Did Xarelto manufacturers purposefully withhold vital data from the New England Journal of Medicine?

That is a concern many injured patients have after reanalyzed results raised questions about the faulty drug. An article published in the New York Times, has revealed some startling accusations. Did two of the most major pharmaceutical companies mislead editors of a major medical journal, in order to protect their lucrative moneymaking drug?

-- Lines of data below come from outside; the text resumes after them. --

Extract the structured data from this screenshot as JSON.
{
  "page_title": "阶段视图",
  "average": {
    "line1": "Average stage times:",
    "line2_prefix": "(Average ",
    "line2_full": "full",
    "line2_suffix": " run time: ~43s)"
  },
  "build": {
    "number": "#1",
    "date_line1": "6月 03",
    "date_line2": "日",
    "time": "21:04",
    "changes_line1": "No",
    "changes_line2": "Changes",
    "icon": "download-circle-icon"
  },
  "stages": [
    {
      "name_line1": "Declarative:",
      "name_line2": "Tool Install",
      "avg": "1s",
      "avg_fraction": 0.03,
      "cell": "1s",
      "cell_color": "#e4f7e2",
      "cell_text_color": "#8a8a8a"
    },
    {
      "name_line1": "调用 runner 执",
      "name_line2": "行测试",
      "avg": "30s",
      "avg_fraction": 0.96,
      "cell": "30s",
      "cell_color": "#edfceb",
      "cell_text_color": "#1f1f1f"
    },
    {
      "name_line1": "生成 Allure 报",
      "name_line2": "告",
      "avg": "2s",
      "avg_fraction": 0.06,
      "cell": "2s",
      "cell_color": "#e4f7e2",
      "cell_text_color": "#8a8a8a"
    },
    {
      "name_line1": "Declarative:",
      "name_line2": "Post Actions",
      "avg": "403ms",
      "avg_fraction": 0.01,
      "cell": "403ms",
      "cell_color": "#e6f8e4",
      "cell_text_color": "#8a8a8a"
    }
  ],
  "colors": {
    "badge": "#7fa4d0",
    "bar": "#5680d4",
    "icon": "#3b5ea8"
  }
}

Lawyers suing Johnson & Johnson and Bayer over the safety of Xarelto, their anticlotting wonder drug, say yes. They claim that the companies and researchers at Duke University left out critical laboratory data that would have affected clinical trials that compared Xarelto to older, established blood thinners, such as Warfarin. During the Xarelto clinical trial, a faulty device was used to test the effectiveness of the drug on blood clotting. This faulty device made Xarelto results look better when compared to older blood thinners. Yet, this device was faulty and later recalled.

The Duke Clinical Research Institute ran a three-year clinical trial on Xarelto and included more than 14,000 patients. They compared the number of stroke and bleeding events experienced by patients taking both Xarelto and those taking Warfarin. The results showed that Xarelto was more effective. This directly led to Xarelto receiving FDA approval followed by millions of dollars in advertising expenses to see the drug. Now, it appears that vital information was withheld that should have been published with the follow-up analysis – separate laboratory data.

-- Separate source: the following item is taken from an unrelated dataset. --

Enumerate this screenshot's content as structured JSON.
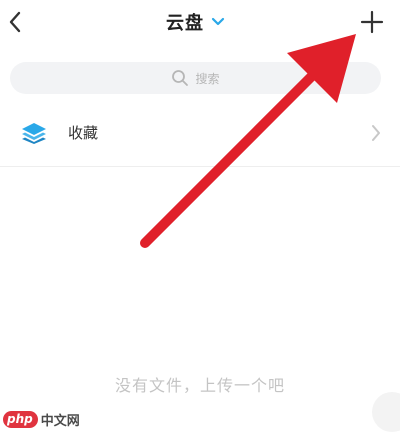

At two points during the study, investigators drew blood from 5,000 patients who took Warfarin and sent it to a central laboratory for testing. Blood was taken at 12 weeks and 24 weeks after enrollment in the trials. But Duke researchers made no mention of these lab results in their letter to the New England Journal of Medicine.

Duke said it had conducted its research separately from Bayer and Johnson & Johnson, but many are beginning to wonder – especially since Bayer recently submitted an analysis to the European Medicines Agency that was nearly identical to the approach used by the Duke researchers.

Just How Profitable is Xarelto?

Bayer sells Xarelto internationally, while Johnson & Johnson sells Xarelto in the United States. This drug raked in nearly $2 billion in United States sales last year and is the best seller in a new category of drugs seeking to replace Warfarin, an older, established blood thinner. Since the FDA first approved it, more than 13 million Xarelto prescriptions have been written in the United States alone. This makes it the most prescribed blood thinner in its class.

Unfortunately, Xarelto was manufactured without a known antidote – unlike older blood thinners. This means that when someone begins to bleed uncontrollably, there is little doctors can do to reverse the effects of the drug. As a result, numerous patients have died and thousands more have been harmed after being prescribed Xarelto. To date, more than 3000 lawsuits have been filed on behalf of injured Xarelto patients.

Contact Our Xarelto Lawsuit Lawyers

If you have suffered medical complications, pain, or excessive bleeding after using Xarelto or another dangerous drug, your injuries may be the result of the drug manufacturer's negligence. You may be eligible to take part in national lawsuits. To learn more about your legal options or to schedule a free consultation call the Philadelphia dangerous drug lawyers at Golomb Legaltoday at 1-800-355-3300 or 1-215-985-9177 or fill out our confidential Contact Form.

The national dangerous drug lawyers at Golomb Legalhave successfully represented individuals in Philadelphia, Pennsylvania, New Jersey, and throughout the United States.